We hear the cry that black lives matter. Yet we sit and sigh while more lives are scratched each day. But, when our sons are killed by others, our “community” programs initiate all sorts of protests in various ways.
Actually, all created life should be of equal concern—from the very moment that one is snatched away—with head laid down in death, loved ones too, also succumb and just about lose their way.
Not to mention the fact, that each time a “perp” is carted off to jail, another son is removed from the street. His dear family, then, is forced to meet the process of suffering from the cell—here yet is a different form of hell.
I agree that black life matters, but wherein do these lives hold their value? Is it only when stolen by one of a different race? When did the worth of our children so depreciate? Are these poor sons’ still not just as cut-down and shortened when murdered by one’s own clone?
It would appear that we complain more loudly in protest when the lives of our boys’ are shortened by someone of another color, than when our lifecycles are stolen by the actions of our own—(someone with deep, dark tones).
Why are we not distraught when our children are caught (either as victims of violent death or as a prisoner for their crime)? Are these stolen lives suddenly more meaningful when killed by others, over those losses which are reported to occur over 100,000 times?
When the media cries in protest that black life matters too, are we to believe that black life slayed by someone else is deemed worthy of more praise or that we must evoke just cause? For these hundreds of slaughtered ones, is there no healing gauze?
The truth be told, it would appear that we are prone to loudly object when black lives are prematurely checked by someone who sits in the other net.

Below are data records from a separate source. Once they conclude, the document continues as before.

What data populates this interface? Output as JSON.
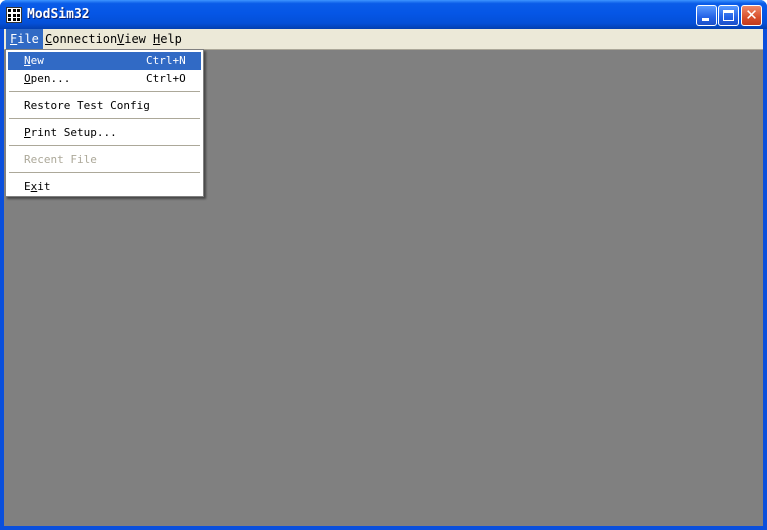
{
  "window": {
    "title": "ModSim32",
    "icon": "app-grid-icon",
    "controls": [
      "minimize-icon",
      "maximize-icon",
      "close-icon"
    ]
  },
  "menubar": {
    "items": [
      {
        "label": "File",
        "underline": "F",
        "active": true
      },
      {
        "label": "Connection",
        "underline": "C",
        "active": false
      },
      {
        "label": "View",
        "underline": "V",
        "active": false
      },
      {
        "label": "Help",
        "underline": "H",
        "active": false
      }
    ]
  },
  "file_menu": {
    "items": [
      {
        "label": "New",
        "accel": "Ctrl+N",
        "highlighted": true,
        "disabled": false
      },
      {
        "label": "Open...",
        "accel": "Ctrl+O",
        "highlighted": false,
        "disabled": false
      },
      {
        "label": "Restore Test Config",
        "accel": "",
        "highlighted": false,
        "disabled": false
      },
      {
        "label": "Print Setup...",
        "accel": "",
        "highlighted": false,
        "disabled": false
      },
      {
        "label": "Recent File",
        "accel": "",
        "highlighted": false,
        "disabled": true
      },
      {
        "label": "Exit",
        "accel": "",
        "highlighted": false,
        "disabled": false
      }
    ]
  },
  "colors": {
    "titlebar": "#0556e6",
    "menu_highlight": "#316ac5",
    "menubar_bg": "#ece9d8",
    "client_bg": "#808080",
    "disabled_text": "#aca899"
  }
}
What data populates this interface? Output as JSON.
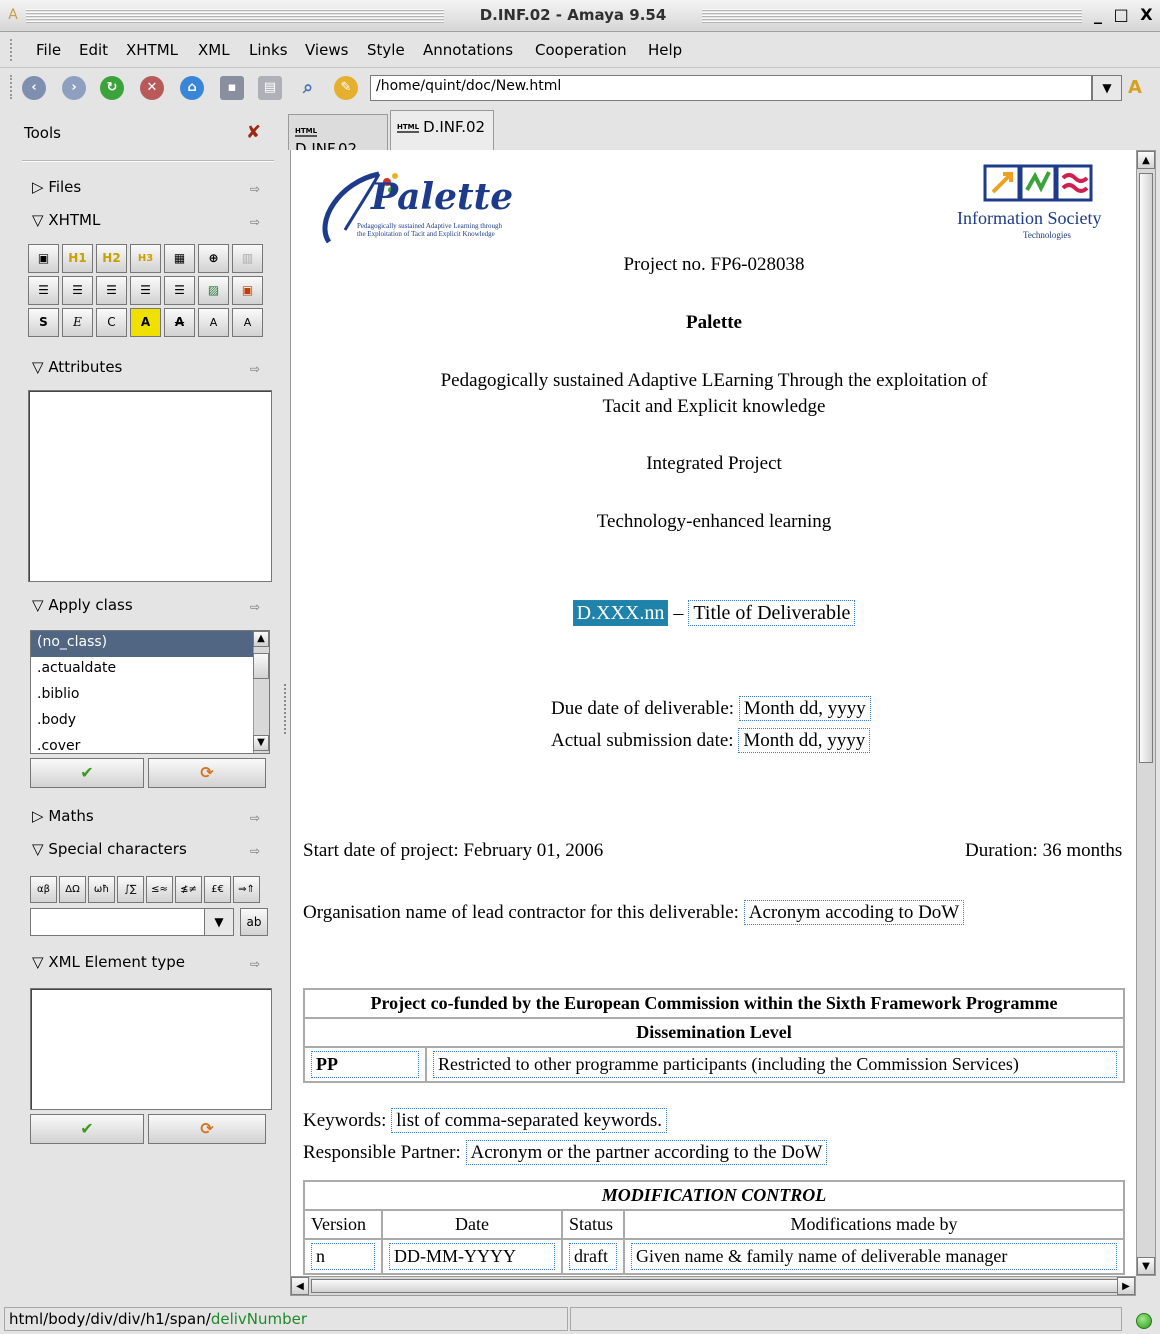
{
  "window": {
    "title": "D.INF.02 - Amaya 9.54",
    "controls": "_ □ X"
  },
  "menu": [
    "File",
    "Edit",
    "XHTML",
    "XML",
    "Links",
    "Views",
    "Style",
    "Annotations",
    "Cooperation",
    "Help"
  ],
  "toolbar": {
    "url": "/home/quint/doc/New.html",
    "icons": [
      "back-icon",
      "forward-icon",
      "reload-icon",
      "stop-icon",
      "home-icon",
      "save-icon",
      "print-icon",
      "find-icon",
      "spellcheck-icon",
      "style-icon"
    ]
  },
  "tools": {
    "title": "Tools",
    "sections": {
      "files": "Files",
      "xhtml": "XHTML",
      "attributes": "Attributes",
      "apply_class": "Apply class",
      "maths": "Maths",
      "special": "Special characters",
      "xml_type": "XML Element type"
    },
    "xhtml_buttons": [
      [
        "▣",
        "H1",
        "H2",
        "H3",
        "▦",
        "⊕",
        "▥"
      ],
      [
        "☰",
        "☰",
        "☰",
        "☰",
        "☰",
        "▨",
        "▣"
      ],
      [
        "S",
        "E",
        "C",
        "A",
        "A",
        "A",
        "A"
      ]
    ],
    "classes": [
      "(no_class)",
      ".actualdate",
      ".biblio",
      ".body",
      ".cover"
    ],
    "char_buttons": [
      "αβ",
      "ΔΩ",
      "ωħ",
      "∫∑",
      "≤≈",
      "≰≠",
      "£€",
      "⇒⇑"
    ]
  },
  "tabs": [
    "D.INF.02",
    "D.INF.02"
  ],
  "document": {
    "logo_left": "Palette",
    "logo_left_tagline1": "Pedagogically sustained Adaptive Learning through",
    "logo_left_tagline2": "the Exploitation of Tacit and Explicit Knowledge",
    "logo_right": "Information Society",
    "logo_right_sub": "Technologies",
    "project_no": "Project no. FP6-028038",
    "acronym": "Palette",
    "full_title_1": "Pedagogically sustained Adaptive LEarning Through the exploitation of",
    "full_title_2": "Tacit and Explicit knowledge",
    "type": "Integrated Project",
    "area": "Technology-enhanced learning",
    "deliv_number": "D.XXX.nn",
    "deliv_dash": "–",
    "deliv_title": "Title of Deliverable",
    "due_label": "Due date of deliverable:",
    "due_value": "Month dd, yyyy",
    "actual_label": "Actual submission date:",
    "actual_value": "Month dd, yyyy",
    "start_date": "Start date of project: February 01, 2006",
    "duration": "Duration: 36 months",
    "org_label": "Organisation name of lead contractor for this deliverable:",
    "org_value": "Acronym accoding to DoW",
    "cofunded": "Project co-funded by the European Commission within the Sixth Framework Programme",
    "dissemination": "Dissemination Level",
    "diss_code": "PP",
    "diss_text": "Restricted to other programme participants (including the Commission Services)",
    "keywords_label": "Keywords:",
    "keywords_value": "list of comma-separated keywords.",
    "partner_label": "Responsible Partner:",
    "partner_value": "Acronym or the partner according to the DoW",
    "mod_title": "MODIFICATION CONTROL",
    "mod_headers": [
      "Version",
      "Date",
      "Status",
      "Modifications made by"
    ],
    "mod_row": [
      "n",
      "DD-MM-YYYY",
      "draft",
      "Given name & family name of deliverable manager"
    ]
  },
  "status": {
    "path": "html/body/div/div/h1/span/",
    "path_leaf": "delivNumber"
  }
}
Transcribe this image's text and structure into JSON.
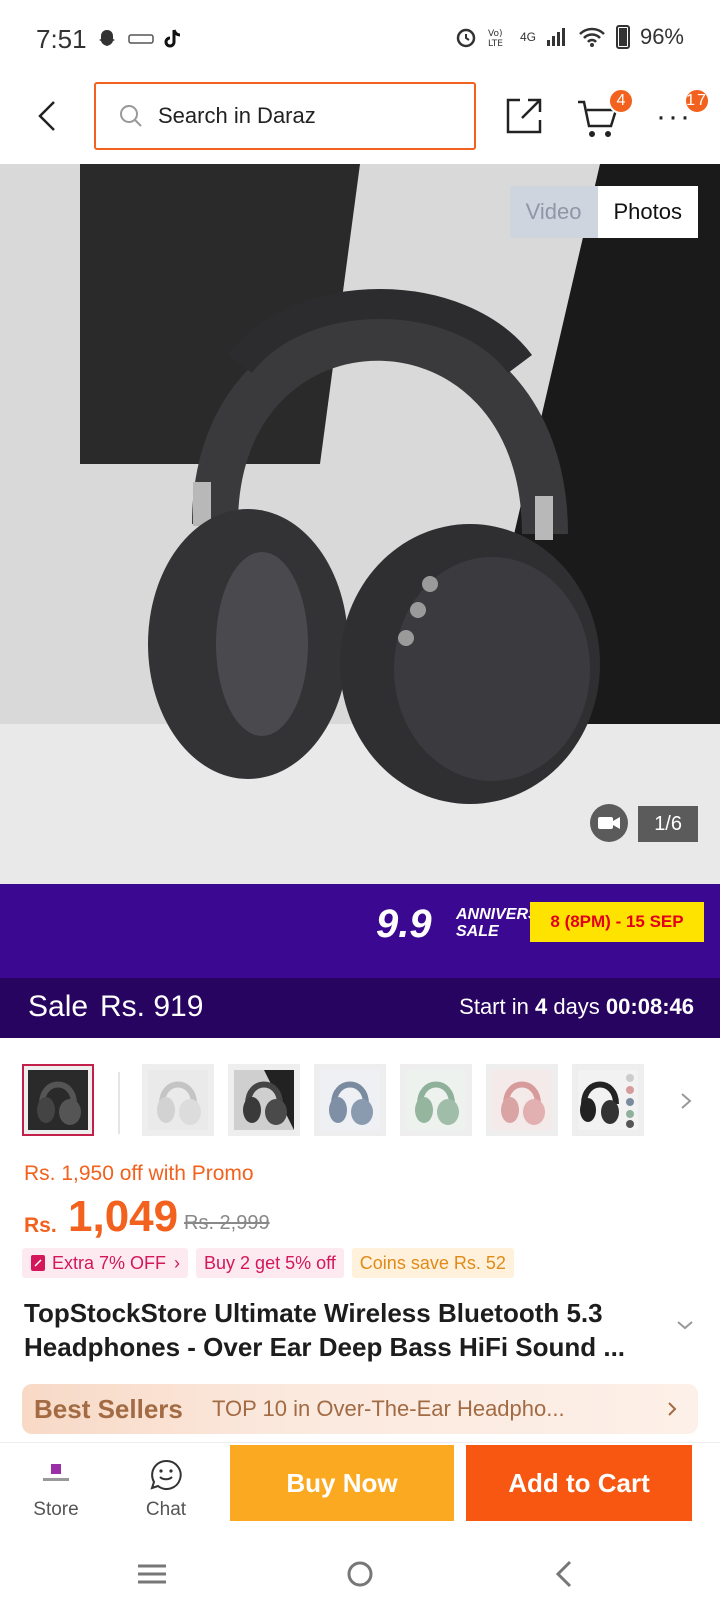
{
  "status_bar": {
    "time": "7:51",
    "network": "4G",
    "battery": "96%",
    "icons": [
      "snapchat-icon",
      "wemu-icon",
      "tiktok-icon",
      "alarm-icon",
      "volte-icon",
      "signal-icon",
      "wifi-icon",
      "battery-icon"
    ]
  },
  "top_bar": {
    "search_placeholder": "Search in Daraz",
    "cart_count": "4",
    "more_count": "17"
  },
  "gallery": {
    "toggle_video": "Video",
    "toggle_photos": "Photos",
    "counter": "1/6"
  },
  "campaign": {
    "logo_big": "9.9",
    "logo_small": "ANNIVERSARY SALE",
    "dates": "8 (8PM) - 15 SEP"
  },
  "sale_bar": {
    "label": "Sale",
    "price": "Rs. 919",
    "timer_prefix": "Start in ",
    "timer_days": "4",
    "timer_days_word": " days ",
    "timer_clock": "00:08:46"
  },
  "thumbnails": [
    "thumb-black",
    "thumb-silver",
    "thumb-black-2",
    "thumb-blue",
    "thumb-green",
    "thumb-pink",
    "thumb-colors"
  ],
  "price": {
    "promo": "Rs. 1,950 off with Promo",
    "currency": "Rs.",
    "current": "1,049",
    "original": "Rs. 2,999",
    "tag_extra": "Extra 7% OFF",
    "tag_buy2": "Buy 2 get 5% off",
    "tag_coins": "Coins save Rs. 52"
  },
  "product": {
    "title": "TopStockStore Ultimate Wireless Bluetooth 5.3 Headphones - Over Ear Deep Bass HiFi Sound ..."
  },
  "best_sellers": {
    "label": "Best Sellers",
    "text": "TOP 10 in Over-The-Ear Headpho..."
  },
  "bottom_bar": {
    "store_label": "Store",
    "chat_label": "Chat",
    "buy_now": "Buy Now",
    "add_to_cart": "Add to Cart"
  },
  "colors": {
    "brand_orange": "#f2611d",
    "campaign_purple": "#3b0891",
    "sale_purple": "#27045f",
    "buy_now_yellow": "#fca922",
    "add_cart_orange": "#f85711"
  }
}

But we are curiously mousy quiet and refuse to fuss when these deaths are attributed to those who seem to look like one of us.
Though we may demonstrate, and cry and chatter for a while, it makes one wonder, just how much—really, does black shattered life matter—though the truth cuts like a knife, how long before we take up this fight?